Copyright ©2012 NPR. For personal, noncommercial use only. See Terms of Use. For other uses, prior permission required.

AUDIE CORNISH, HOST:

Now, a story about big political spending by outside groups not in the presidential campaign, but in a Senate race. Republican Richard Lugar of Indiana is facing a primary challenge.

And one group that's supporting him is causing some confusion, as we hear from NPR's Tamara Keith.

TAMARA KEITH, BYLINE: YG Network describes itself as supporting center-right policies and the policy-makers who fight for those policies. YG is short for Young Guns, a brand created in part by House Majority Leader Eric Cantor. The YG Network and two similarly named sister organizations were started late last year by former Cantor aids.

And, in their short existence, these YG groups have generated their share of controversy. Most recently, it came in the form of a mailer sent to Indiana voters. William Jacobson runs the Conservative Legal Insurrection blog and wrote about the mailer.

WILLIAM JACOBSON: A reader actually emailed me a copy that he received, which he was quite upset about.

KEITH: Last week, the YG Network spent more than $200,000 on mailers in support of Indiana Senator Dick Lugar, who's facing a tough primary challenge from the state treasurer. What got people upset is what the mailer said. In not so many words, it encouraged Democrats and Independents to vote in the Republican primary and support Lugar. Jacobson and a lot of other conservatives don't like the message that sends.

JACOBSON: You're basically saying, we don't care what the Republican voters think, what we care is that Richard Lugar gets the nomination. And I think that's what sits poorly with a lot of people.

KEITH: And, generally, encouraging people from the other party to try and sway your party's primary is a big political no-no. Mitt Romney was none too happy when Rick Santorum's campaign did something similar in the lead-up to the Michigan primary. This was Romney on Fox News channel.

MITT ROMNEY: It's confusing people. It's a new low in this campaign.

KEITH: When it comes to the YG Network mailer in the Senate race, former GOP congressman from Indiana, Mark Souder, is baffled.

REPRESENTATIVE MARK SOUDER: Why a Young Guns movement to try to make sure we have future leadership that's strong and advocates consistent conservative principles would join in with Lugar is just strange.

KEITH: Not least because, at 80 years old, Lugar is one of the longest serving members of the Senate and could hardly be described as a young gun.

This isn't the first time the YG groups have created a flap within a Republican primary. The YG Action Fund, a superPAC, spent $52,000 on radio ads to support Adam Kinzinger in an incumbent versus incumbent primary in Illinois this year. It worked and 10-term congressman, Don Manzullo, lost. Souder says this caused some unrest.

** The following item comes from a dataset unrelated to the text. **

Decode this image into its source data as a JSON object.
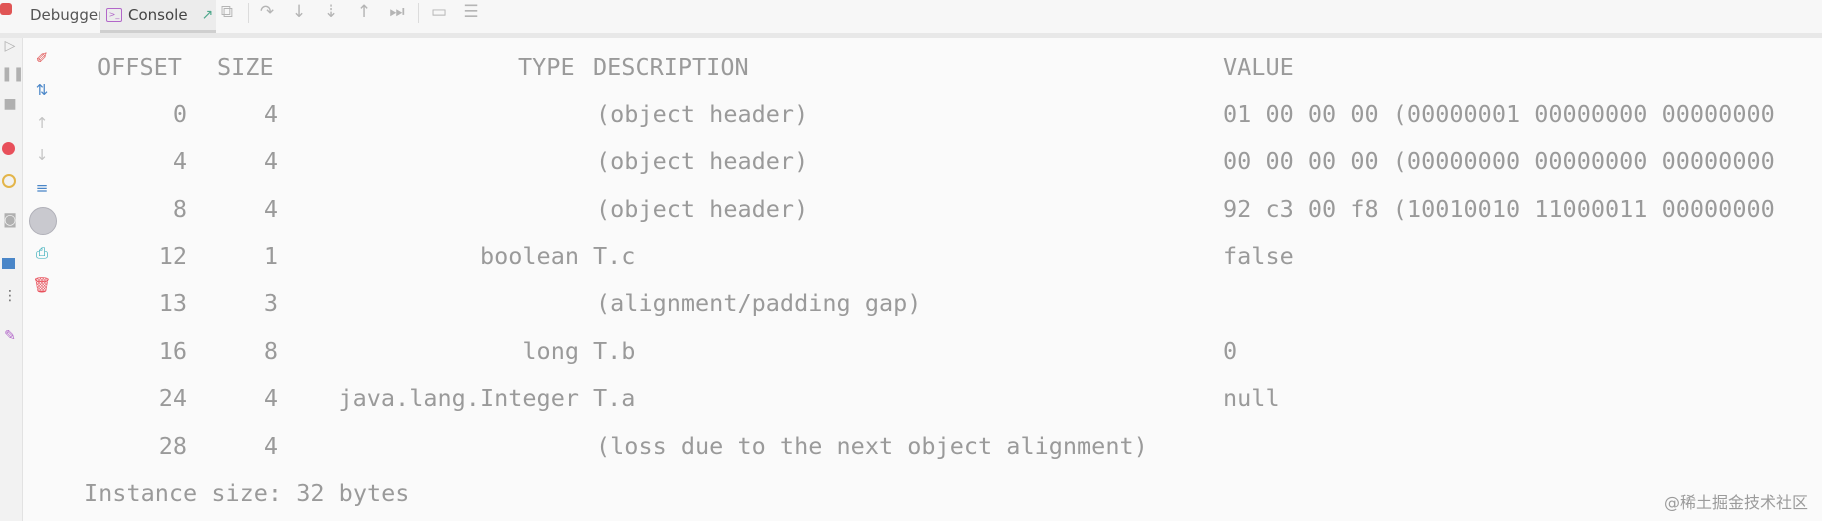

SOUDER: It was very upsetting to him and many friends of his that they got involved in that primary, but at least you could understand a little. This is much more bizarre.

KEITH: For Eric Cantor, the majority leader, these intraparty forays by the YG groups are generating ill will. Virtually every story about this controversial mailer describes the YG Network as a Cantor-affiliated group and those are the charitable ones.

Many conservatives and conservative groups are blaming Cantor directly, including the Club for Growth, which has endorsed the challenger in the Indiana Senate race, Richard Mourdock. Barney Keller is the group's spokesman.

BARNEY KELLER: You know, there's a big difference in what those two candidates stand for and it's just unfortunate that Eric Cantor and the Republican leadership is promoting the more liberal candidate.

KEITH: The club has poured nearly a million and a half dollars into the race. YG Action and YG Network did not respond to repeated requests for comment and Cantor's office stressed that he has nothing to do with the YG superPAC or any other superPAC.

Tamara Keith, NPR News, Washington.

Copyright © 2012 NPR. All rights reserved. No quotes from the materials contained herein may be used in any media without attribution to NPR. This transcript is provided for personal, noncommercial use only, pursuant to our Terms of Use. Any other use requires NPR's prior permission. Visit our permissions page for further information.

NPR transcripts are created on a rush deadline by a contractor for NPR, and accuracy and availability may vary. This text may not be in its final form and may be updated or revised in the future. Please be aware that the authoritative record of NPR's programming is the audio.

Comments

 

Please keep your community civil. All comments must follow the NPR.org Community rules and terms of use, and will be moderated prior to posting. NPR reserves the right to use the comments we receive, in whole or in part, and to use the commenter's name and location, in any medium. See also the Terms of Use, Privacy Policy and Community FAQ.